• [Task] For each line of the data below, copy it if it holds the word "photo".

• [Data provided]
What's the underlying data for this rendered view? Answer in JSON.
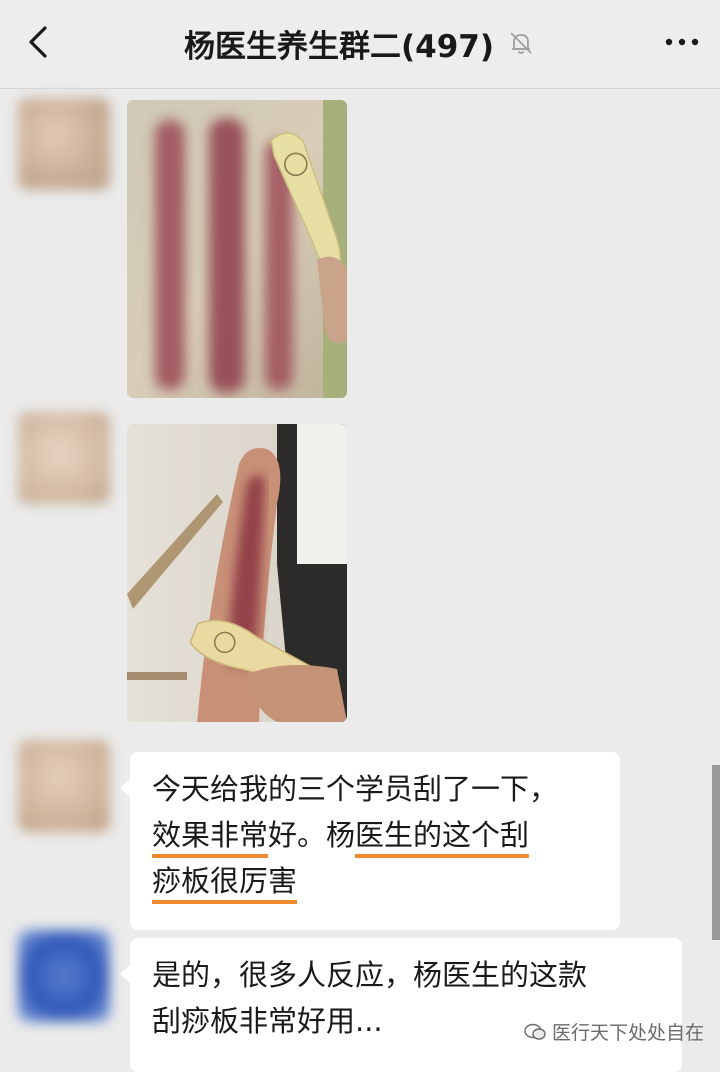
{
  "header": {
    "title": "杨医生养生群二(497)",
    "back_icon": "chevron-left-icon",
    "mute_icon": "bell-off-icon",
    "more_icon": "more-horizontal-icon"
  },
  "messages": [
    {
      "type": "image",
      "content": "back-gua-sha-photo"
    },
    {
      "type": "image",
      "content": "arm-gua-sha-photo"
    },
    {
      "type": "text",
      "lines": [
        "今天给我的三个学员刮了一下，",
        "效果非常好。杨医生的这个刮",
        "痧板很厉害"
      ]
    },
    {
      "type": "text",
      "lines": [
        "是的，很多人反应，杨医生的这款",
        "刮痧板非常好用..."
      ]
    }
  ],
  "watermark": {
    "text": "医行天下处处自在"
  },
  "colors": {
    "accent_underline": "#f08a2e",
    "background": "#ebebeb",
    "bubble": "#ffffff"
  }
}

• [Problem solution]
      "content": "back-gua-sha-photo"
      "content": "arm-gua-sha-photo"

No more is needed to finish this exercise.